Reading books, studying great literature, isn’t in fact anywhere on the pecking order. It’s a sideshow; an optional extra. We pretend English is at the core of the curriculum, but what we really mean is being able to read and write. These are the necessary gateway tools to accessing all written material ever – with the exception of troublesome novels, plays and poetry – and this basic literacy is of the utmost importance until students are 16.
It’s not that I disagree with the above at all. I just feel that the reading of fiction is the crucial way in which we make sense of the world, and that the above can in fact be taught most effectively with books, and not Guardian articles.
Speaking of which, my world came crushing down with this Orwellian vision of a literature-less future from Polly Toynbee here.
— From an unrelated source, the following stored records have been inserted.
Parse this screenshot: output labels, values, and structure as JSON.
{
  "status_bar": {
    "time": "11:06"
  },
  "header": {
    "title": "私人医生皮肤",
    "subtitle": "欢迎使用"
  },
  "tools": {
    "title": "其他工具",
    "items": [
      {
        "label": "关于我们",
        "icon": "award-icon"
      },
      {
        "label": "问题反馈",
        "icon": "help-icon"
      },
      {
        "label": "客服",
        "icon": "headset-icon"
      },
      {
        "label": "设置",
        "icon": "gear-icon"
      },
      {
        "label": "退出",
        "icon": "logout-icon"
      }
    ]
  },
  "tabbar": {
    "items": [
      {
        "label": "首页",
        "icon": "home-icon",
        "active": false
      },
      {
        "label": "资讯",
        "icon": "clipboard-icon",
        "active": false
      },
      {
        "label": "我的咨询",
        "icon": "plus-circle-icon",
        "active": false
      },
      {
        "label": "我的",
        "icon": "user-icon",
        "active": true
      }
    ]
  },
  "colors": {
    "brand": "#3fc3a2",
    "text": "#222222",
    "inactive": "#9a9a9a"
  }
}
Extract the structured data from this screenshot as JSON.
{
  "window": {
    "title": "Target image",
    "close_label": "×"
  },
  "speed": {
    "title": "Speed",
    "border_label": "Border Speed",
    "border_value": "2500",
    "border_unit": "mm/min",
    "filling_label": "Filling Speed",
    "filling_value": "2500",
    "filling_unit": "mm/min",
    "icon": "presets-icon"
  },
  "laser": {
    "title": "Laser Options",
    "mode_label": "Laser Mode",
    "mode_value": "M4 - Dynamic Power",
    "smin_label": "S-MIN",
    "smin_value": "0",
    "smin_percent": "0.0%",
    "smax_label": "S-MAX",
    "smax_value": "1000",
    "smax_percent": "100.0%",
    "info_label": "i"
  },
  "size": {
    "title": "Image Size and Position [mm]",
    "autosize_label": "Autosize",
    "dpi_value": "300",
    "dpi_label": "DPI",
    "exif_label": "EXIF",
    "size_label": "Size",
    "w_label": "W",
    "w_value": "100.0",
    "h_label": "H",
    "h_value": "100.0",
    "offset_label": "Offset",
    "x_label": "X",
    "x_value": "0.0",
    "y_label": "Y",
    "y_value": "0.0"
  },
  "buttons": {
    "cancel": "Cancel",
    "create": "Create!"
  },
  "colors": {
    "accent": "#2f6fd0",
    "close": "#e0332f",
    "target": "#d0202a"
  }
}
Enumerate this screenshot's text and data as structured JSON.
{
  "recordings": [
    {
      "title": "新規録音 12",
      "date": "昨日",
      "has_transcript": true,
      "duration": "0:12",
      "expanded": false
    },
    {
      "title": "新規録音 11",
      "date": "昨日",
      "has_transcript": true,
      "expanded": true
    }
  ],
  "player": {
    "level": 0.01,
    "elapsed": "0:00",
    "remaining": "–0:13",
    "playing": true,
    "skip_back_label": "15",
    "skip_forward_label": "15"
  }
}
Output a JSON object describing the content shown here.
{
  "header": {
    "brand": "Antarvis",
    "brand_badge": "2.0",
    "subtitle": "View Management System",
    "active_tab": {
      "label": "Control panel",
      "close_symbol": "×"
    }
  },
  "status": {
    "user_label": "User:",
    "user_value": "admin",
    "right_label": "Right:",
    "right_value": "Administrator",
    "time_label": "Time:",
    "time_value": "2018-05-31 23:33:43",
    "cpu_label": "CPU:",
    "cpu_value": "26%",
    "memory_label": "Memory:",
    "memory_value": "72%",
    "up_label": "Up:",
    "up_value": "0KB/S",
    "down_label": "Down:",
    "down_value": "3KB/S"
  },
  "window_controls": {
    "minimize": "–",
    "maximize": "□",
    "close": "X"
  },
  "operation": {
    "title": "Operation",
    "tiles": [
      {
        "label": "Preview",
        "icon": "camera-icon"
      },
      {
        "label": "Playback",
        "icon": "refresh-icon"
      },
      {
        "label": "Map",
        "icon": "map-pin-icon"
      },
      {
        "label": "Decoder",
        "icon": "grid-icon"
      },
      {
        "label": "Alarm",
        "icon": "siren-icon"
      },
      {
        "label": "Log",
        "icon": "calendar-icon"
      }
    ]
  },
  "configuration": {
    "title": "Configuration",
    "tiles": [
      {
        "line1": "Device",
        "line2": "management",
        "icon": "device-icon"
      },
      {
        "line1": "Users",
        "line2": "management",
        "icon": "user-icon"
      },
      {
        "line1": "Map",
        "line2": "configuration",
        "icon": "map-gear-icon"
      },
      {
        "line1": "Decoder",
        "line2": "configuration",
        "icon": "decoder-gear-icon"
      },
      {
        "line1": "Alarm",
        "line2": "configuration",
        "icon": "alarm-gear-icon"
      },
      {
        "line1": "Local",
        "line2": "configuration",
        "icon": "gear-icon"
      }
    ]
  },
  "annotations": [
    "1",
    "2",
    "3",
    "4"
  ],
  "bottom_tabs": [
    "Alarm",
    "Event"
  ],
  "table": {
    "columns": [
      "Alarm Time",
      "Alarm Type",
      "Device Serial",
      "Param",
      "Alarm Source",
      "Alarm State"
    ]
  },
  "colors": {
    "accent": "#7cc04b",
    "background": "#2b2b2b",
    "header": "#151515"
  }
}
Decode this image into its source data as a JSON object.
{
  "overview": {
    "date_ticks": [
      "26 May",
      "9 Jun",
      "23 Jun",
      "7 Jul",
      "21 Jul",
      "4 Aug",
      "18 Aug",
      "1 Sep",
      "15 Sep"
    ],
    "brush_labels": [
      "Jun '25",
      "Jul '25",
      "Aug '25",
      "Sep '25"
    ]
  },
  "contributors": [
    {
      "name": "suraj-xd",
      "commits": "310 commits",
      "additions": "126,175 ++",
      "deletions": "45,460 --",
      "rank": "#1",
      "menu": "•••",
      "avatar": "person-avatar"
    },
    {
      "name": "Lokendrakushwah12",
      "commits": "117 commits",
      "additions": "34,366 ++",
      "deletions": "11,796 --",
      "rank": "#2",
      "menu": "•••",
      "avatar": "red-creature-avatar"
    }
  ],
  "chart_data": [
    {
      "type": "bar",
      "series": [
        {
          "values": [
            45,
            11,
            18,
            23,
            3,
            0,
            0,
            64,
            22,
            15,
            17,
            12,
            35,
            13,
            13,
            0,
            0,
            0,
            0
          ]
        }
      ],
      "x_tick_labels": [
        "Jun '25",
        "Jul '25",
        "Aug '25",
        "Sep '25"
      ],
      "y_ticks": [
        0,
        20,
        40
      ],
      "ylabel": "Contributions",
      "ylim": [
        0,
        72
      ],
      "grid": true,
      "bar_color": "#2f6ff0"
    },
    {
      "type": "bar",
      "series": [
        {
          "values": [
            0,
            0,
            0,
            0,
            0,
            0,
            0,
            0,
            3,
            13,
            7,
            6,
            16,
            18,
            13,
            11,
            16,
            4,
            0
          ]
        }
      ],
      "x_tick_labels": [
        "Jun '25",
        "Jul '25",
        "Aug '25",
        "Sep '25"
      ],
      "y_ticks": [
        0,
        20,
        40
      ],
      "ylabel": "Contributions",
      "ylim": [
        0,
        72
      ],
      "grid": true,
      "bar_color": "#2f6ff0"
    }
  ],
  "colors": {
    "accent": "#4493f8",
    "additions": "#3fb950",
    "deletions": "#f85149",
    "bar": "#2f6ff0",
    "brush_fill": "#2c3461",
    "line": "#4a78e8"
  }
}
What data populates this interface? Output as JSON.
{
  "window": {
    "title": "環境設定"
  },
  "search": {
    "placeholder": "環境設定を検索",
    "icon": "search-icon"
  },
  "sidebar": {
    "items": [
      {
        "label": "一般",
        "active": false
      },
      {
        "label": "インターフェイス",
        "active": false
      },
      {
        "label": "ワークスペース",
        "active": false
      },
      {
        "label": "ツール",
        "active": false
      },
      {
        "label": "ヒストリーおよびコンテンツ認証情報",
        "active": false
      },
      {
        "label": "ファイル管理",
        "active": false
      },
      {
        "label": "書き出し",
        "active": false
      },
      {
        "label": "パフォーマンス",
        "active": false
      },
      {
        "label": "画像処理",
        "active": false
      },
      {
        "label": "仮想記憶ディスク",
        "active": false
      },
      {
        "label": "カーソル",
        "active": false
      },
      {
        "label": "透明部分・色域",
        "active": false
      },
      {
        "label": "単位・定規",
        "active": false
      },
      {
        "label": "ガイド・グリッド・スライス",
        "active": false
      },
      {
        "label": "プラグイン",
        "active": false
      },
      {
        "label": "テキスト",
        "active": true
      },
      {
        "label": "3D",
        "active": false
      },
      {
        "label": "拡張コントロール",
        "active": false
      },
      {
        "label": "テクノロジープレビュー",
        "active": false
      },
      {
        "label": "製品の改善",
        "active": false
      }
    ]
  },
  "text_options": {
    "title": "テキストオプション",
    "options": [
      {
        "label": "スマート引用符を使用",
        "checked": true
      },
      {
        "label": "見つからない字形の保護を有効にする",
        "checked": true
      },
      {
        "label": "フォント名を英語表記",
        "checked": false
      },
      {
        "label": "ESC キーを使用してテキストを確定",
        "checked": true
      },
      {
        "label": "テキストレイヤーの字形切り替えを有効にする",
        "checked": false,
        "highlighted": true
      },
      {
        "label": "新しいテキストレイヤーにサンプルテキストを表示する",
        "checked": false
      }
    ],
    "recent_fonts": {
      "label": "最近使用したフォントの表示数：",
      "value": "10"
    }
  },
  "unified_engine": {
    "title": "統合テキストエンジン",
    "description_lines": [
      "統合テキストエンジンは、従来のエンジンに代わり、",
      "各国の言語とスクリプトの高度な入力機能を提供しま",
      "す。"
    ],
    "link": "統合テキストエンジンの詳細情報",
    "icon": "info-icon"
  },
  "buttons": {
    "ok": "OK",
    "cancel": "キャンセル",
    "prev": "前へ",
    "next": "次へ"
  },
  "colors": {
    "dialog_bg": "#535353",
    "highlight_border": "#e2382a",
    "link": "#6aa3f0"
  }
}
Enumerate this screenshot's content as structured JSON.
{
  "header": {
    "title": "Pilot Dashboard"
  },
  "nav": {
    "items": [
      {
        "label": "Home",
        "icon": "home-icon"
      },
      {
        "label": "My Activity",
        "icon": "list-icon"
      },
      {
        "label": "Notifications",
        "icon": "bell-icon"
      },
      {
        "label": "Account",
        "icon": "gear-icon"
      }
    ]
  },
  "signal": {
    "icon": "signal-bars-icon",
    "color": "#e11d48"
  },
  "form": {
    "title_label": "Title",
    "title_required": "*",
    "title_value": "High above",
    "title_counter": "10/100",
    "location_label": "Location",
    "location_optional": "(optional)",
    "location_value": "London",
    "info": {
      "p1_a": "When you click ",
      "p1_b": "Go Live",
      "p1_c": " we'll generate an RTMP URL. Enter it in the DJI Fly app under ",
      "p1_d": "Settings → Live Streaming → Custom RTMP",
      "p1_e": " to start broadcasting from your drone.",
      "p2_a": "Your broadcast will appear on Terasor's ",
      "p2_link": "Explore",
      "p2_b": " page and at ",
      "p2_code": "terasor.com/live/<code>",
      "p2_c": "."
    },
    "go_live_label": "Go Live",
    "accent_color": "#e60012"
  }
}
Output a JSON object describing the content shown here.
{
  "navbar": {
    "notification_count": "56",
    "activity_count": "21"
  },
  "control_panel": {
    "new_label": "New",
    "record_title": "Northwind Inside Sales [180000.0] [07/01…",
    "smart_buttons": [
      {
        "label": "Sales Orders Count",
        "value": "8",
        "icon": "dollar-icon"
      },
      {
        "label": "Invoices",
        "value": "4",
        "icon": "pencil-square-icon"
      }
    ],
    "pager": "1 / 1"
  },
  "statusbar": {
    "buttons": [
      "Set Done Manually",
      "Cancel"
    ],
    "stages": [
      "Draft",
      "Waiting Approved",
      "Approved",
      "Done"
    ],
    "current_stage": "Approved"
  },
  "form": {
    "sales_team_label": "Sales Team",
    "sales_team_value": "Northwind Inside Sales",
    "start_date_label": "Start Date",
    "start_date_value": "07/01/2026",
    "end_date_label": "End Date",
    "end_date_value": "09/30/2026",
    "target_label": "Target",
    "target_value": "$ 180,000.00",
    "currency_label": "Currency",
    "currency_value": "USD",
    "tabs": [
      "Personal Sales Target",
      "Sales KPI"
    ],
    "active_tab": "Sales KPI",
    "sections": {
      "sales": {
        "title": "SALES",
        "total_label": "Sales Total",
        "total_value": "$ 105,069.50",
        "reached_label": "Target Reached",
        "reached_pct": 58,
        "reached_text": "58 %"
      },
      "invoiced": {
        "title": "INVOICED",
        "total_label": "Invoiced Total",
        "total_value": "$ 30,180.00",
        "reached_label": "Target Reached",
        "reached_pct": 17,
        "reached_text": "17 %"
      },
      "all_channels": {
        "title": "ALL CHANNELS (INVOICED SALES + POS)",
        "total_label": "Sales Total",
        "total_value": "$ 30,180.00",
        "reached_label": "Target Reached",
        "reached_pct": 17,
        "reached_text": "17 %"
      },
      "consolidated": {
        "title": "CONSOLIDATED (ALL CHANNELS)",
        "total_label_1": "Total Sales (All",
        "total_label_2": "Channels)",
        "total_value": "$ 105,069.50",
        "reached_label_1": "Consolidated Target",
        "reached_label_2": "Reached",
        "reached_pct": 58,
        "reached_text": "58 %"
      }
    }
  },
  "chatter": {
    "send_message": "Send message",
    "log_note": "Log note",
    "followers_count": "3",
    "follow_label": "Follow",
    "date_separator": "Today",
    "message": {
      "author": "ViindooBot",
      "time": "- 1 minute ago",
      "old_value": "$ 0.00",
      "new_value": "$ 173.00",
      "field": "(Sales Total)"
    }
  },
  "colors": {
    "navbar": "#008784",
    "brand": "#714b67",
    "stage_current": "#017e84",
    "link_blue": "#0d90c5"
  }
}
With the new KS4 curriculum, about which I had been so optimistic, Toynbee points out that, as literature has been removed from the language component, while not being made a compulsory second GCSE, children all over the country will be deprived of reading great books.
In my own North London bubble, I know my children will always do literature. Our lucky year 10 and 11 students have 6 lessons of English a week, and are split into tiny classes (7 sets where there could easily be 5) specifically to enable them to study both GCSEs.
But what of those thousands of other children in other schools?
Similarly, having all my life assumed English Literature A-level is top dog in the A-level pecking order, in a natural inheritance from GCSE, my assumptions were cruelly crushed by an esteemed colleague (of Science background) who assured students that, in fact, the number one Arts subject they could study was History.
Where’s History coming from? Why all of a sudden does History get a look in? And if it is the most impressive Arts A-level and most respected by universities, why don’t all students have to take History GCSE with the same fervour we ascribe to English and Maths?
So I’m getting used to my new position in the world of education. Not as imparter of great literature, but as teacher of grammar and spelling, as well as decoding words to make sense of those words.
This new Literature GCSE, wide-spanning and demanding as it is, can and should be taught to all students. Yes, some will need more time and more resources to succeed. But would you send your child to a school that didn’t teach it?